Examine each line of the data, and copy the ones containing "Done".

════════════════════

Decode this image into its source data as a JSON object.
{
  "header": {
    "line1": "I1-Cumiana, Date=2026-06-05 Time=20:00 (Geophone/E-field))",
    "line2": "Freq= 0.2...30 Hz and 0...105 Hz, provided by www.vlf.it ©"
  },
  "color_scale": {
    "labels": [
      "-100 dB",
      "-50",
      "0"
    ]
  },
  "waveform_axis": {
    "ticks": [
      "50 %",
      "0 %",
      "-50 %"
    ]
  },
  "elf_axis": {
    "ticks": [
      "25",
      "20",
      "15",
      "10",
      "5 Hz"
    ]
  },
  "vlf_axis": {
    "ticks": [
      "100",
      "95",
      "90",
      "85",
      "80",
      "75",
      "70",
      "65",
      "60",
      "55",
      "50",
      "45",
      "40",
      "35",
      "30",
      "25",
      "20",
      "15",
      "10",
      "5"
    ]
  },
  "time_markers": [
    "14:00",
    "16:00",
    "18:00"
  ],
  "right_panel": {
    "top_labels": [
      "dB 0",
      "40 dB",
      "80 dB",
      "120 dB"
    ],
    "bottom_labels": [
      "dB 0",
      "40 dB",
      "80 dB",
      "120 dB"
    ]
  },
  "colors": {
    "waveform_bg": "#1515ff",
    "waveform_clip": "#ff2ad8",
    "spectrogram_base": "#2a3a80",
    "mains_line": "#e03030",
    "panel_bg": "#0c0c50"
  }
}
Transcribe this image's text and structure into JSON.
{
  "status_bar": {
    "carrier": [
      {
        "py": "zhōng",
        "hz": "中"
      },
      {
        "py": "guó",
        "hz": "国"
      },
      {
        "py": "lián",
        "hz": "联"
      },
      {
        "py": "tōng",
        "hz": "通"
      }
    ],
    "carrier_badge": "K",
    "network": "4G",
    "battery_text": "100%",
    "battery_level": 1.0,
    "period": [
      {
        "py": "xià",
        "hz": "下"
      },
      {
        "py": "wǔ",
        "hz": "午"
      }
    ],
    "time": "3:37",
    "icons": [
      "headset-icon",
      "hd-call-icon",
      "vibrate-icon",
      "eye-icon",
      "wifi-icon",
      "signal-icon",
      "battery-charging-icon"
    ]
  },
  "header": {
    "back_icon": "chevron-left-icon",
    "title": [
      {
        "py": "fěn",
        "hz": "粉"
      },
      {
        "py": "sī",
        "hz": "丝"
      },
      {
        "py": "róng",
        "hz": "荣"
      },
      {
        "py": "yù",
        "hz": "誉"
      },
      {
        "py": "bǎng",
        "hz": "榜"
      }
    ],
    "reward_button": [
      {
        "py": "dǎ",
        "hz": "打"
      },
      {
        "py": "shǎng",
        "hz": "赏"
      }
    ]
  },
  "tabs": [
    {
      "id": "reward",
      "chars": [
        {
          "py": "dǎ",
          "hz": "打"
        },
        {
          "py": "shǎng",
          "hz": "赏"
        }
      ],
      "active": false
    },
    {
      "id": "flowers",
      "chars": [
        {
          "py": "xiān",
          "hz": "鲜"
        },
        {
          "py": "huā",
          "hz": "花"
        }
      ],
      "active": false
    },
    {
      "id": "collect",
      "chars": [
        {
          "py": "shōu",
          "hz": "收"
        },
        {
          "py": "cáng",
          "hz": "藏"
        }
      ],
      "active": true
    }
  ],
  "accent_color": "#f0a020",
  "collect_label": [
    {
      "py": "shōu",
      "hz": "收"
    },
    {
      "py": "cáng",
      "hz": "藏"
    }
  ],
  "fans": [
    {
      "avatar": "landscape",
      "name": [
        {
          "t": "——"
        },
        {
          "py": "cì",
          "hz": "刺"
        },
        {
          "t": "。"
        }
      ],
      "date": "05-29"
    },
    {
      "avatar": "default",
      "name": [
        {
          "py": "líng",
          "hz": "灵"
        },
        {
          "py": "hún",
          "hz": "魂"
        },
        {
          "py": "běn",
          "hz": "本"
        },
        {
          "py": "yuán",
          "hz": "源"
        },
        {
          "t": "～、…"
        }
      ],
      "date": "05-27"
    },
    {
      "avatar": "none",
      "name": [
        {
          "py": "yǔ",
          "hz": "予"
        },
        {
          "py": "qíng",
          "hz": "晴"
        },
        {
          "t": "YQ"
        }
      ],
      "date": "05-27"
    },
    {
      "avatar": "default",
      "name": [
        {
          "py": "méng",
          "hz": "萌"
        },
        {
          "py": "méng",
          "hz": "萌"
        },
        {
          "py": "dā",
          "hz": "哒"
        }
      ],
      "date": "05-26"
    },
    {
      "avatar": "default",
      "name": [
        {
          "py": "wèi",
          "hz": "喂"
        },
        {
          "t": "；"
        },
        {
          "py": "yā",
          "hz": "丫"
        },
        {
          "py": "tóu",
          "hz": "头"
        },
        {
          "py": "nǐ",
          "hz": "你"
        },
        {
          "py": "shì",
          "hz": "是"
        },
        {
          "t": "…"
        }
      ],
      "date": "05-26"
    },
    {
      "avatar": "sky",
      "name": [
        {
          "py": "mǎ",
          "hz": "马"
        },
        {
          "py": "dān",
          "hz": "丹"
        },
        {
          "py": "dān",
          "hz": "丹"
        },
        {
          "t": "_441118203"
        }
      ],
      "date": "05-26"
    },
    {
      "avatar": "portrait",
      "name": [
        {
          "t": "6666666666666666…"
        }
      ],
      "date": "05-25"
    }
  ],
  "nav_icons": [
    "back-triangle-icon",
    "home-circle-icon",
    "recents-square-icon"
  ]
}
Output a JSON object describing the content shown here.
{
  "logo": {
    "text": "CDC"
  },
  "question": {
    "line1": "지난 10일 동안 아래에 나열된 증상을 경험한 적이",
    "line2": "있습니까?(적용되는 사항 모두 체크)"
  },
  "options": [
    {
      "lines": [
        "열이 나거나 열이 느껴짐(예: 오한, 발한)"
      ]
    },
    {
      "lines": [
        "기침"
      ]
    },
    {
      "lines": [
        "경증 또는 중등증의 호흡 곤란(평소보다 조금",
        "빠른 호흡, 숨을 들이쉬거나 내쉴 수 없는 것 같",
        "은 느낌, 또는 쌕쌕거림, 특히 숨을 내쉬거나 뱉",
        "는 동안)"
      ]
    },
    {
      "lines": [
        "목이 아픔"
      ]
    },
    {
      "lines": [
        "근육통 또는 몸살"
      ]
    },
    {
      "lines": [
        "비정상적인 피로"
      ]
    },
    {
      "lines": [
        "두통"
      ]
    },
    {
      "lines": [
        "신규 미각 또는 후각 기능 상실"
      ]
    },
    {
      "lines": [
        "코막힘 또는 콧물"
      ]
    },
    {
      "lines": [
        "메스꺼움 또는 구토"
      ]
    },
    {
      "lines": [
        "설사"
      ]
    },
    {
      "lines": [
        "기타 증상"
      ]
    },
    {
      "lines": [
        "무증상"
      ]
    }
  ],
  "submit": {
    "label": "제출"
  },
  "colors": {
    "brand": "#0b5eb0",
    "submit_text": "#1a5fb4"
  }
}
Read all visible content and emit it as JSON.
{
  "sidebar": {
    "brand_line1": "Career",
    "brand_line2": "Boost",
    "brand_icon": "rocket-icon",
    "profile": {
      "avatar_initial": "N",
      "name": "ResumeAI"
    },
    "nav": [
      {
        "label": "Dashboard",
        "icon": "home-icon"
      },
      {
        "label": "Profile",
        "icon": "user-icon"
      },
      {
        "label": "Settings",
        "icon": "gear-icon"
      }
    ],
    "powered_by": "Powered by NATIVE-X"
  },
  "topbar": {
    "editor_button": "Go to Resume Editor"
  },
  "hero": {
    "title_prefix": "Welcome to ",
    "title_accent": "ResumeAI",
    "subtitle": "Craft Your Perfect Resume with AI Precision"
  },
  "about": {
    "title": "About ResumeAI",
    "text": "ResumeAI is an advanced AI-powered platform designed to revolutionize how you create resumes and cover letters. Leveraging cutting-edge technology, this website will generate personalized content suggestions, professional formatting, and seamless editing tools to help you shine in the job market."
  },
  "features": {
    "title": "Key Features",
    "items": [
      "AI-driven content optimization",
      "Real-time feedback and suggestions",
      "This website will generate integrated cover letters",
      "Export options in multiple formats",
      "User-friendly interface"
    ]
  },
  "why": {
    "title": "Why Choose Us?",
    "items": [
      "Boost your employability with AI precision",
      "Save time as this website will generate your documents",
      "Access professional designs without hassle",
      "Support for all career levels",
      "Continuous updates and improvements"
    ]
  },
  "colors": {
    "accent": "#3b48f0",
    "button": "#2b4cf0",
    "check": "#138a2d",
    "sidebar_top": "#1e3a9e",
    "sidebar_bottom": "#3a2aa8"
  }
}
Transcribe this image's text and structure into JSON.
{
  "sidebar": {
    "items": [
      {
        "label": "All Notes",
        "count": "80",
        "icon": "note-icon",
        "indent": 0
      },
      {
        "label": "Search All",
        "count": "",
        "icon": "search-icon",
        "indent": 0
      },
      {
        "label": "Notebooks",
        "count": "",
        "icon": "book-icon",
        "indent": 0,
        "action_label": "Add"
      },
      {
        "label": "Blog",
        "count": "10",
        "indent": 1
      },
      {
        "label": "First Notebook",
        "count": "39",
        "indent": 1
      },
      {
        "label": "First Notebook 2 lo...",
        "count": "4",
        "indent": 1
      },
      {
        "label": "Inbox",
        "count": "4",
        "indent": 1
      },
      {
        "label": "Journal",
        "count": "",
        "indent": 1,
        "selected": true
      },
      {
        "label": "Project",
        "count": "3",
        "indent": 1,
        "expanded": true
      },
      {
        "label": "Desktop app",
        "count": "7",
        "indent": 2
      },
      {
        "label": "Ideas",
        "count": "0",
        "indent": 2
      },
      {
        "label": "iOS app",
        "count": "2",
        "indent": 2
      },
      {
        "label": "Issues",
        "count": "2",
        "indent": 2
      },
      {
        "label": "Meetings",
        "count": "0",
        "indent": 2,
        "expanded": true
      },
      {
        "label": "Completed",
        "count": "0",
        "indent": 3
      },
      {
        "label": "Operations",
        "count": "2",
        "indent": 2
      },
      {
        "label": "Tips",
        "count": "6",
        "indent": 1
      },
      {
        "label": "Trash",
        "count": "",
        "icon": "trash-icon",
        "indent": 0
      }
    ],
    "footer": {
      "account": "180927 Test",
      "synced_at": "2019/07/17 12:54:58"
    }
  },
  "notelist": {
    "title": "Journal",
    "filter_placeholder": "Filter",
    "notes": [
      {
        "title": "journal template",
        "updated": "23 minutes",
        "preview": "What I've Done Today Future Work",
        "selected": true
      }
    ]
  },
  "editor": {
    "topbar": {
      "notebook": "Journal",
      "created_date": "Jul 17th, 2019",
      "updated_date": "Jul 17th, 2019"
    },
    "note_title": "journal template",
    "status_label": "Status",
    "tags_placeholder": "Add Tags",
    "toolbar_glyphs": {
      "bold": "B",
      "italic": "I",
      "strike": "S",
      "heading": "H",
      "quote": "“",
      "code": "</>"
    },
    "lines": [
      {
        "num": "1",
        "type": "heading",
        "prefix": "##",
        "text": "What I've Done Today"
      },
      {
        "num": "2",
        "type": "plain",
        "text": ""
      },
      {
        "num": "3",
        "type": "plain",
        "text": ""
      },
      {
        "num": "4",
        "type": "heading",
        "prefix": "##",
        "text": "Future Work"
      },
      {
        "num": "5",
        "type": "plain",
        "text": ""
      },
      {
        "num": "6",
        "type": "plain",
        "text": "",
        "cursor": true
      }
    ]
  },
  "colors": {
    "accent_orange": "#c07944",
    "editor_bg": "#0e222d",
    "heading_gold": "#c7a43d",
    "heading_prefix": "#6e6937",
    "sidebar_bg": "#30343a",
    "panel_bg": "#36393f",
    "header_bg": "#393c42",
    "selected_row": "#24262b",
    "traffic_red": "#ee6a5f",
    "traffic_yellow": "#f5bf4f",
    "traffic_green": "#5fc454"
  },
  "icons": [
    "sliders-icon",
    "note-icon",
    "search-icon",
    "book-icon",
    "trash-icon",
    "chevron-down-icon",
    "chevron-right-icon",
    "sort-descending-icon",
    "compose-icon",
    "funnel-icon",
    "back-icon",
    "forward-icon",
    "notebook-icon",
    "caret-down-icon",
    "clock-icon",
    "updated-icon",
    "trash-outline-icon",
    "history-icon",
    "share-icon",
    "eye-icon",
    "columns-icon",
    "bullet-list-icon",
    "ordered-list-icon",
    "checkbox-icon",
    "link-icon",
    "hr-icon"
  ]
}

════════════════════

→ RESPONSE FOR THIS EXERCISE:
        "preview": "What I've Done Today Future Work",
        "text": "What I've Done Today"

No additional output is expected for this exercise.